I had an amazing nurse in the ICU. Honestly, all my nurses were wonderful. I felt at times as though angels were ministering to me, as they helped bathe me, and give me little sponges of water to suck on. Debbie was a nurse who stayed with me at all times. I was her only patient and anytime I was awake, she was right there next to me. She read to me the cards my children made me (I couldn't get my eyes to focus enough to read) and she would help hold my phone so I could talk to Josh who was with Ezra. Of course I probably made no sense at all! Debbie hugged me as I sobbed and would tell me how the weather was outside, and if I had any visitors. She was amazing, and made my days bearable. I was sad to leave her when I transferred to the mother and newborn unit a few days later, but I was happy to be getting better!

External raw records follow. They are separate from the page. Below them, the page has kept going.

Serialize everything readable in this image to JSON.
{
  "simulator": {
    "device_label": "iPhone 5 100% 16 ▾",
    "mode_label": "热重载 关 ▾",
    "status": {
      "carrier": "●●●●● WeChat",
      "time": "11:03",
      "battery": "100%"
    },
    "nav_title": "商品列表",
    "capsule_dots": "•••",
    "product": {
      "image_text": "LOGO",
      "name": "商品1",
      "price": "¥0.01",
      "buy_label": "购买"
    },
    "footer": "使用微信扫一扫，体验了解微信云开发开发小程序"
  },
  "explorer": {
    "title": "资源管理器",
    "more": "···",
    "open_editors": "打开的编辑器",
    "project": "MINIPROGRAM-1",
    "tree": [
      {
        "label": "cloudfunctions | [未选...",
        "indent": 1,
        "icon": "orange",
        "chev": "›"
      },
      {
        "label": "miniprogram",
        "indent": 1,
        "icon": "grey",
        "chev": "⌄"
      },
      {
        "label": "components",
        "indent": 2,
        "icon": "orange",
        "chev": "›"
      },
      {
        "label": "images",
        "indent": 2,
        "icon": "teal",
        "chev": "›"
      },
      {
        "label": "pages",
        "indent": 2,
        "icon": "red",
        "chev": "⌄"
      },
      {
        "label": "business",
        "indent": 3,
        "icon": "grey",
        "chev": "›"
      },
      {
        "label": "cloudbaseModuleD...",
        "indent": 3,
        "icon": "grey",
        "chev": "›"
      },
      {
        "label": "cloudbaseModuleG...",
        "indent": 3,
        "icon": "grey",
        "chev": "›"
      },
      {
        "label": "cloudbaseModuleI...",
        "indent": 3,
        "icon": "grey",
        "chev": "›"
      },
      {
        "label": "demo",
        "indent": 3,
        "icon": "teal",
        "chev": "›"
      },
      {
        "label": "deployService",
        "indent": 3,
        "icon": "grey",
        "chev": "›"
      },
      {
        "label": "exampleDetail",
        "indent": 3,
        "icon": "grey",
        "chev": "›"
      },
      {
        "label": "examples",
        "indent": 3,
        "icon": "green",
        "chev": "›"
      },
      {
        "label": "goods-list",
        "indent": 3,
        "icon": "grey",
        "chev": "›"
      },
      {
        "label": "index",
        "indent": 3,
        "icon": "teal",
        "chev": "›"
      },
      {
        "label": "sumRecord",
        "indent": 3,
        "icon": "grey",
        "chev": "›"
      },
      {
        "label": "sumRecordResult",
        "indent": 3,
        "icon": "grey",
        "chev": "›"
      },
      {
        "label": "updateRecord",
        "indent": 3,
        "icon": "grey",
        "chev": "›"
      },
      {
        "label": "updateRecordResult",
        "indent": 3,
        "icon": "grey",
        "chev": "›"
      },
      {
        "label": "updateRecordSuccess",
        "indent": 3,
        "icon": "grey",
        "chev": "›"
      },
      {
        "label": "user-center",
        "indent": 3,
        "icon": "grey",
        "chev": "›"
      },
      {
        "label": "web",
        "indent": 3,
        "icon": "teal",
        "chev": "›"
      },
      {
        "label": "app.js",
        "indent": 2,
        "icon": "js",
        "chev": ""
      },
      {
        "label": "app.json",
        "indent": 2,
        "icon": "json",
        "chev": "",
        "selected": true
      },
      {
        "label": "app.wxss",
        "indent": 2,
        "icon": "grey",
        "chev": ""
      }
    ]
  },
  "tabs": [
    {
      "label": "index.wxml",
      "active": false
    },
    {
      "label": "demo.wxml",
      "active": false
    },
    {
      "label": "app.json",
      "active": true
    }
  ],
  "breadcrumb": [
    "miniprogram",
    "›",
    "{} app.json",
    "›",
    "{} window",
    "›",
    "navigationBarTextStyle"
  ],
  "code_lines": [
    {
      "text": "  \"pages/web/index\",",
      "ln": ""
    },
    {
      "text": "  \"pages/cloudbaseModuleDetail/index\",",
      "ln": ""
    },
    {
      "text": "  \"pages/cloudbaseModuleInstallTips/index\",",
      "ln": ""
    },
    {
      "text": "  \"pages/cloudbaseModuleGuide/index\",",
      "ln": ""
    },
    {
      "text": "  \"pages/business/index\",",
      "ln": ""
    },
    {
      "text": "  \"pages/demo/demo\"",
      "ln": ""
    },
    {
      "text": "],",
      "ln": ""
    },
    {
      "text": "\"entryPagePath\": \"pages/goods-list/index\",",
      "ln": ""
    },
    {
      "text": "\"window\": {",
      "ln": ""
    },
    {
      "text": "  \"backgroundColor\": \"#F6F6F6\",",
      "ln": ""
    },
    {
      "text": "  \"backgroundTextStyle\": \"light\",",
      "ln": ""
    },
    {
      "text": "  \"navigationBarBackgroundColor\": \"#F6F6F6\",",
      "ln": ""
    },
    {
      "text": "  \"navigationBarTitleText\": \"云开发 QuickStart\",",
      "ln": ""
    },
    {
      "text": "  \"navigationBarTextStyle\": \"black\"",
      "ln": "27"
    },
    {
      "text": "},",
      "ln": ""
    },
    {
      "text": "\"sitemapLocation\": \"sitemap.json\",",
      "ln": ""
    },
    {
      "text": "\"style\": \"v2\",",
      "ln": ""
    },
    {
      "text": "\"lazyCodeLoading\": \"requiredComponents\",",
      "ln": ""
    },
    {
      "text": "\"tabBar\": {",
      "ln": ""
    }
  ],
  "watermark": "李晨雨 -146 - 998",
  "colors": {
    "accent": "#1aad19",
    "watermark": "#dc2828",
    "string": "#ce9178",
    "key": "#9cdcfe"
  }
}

Josh has shared his journey through this time on our ministry blog here. I encourage you to check out the posts (I think there are 7!), as he had the more exciting part of the story: Ezra!
Very soon (but not soon enough!) I would get to be with my son!
Ezra is born! This is his first picture. He cried for everyone. Had to show off those working lungs!
This is the first time I saw his face, in this picture. I am so thankful Linda took these! I thought he looked like a tiny kitten or a baby squirrel.
Ezra was intubated, but not for long!
The doctors and nurses took great care of our baby as they prepared him for his first road trip!
Ezra was SO tiny. Look at the size of Josh's hand next to him. Our little miracle!
This is the first time I "saw" him. Ezra is in the "pizza oven" and I am reaching in to touch him. A few things come to mind when I see this picture. First, I am sad that this was the only time I touched him for five days. Second, I wish I could remember this more. Third, look how very swollen my hand and arm was! Severe swelling is another symptom of pre-eclampsia.
Ezra in his new "home" at the NICU of St. Joseph Mercy in Ypsilanti, MI. Daddy is learning how to care for his tiny little guy while mommy gets better.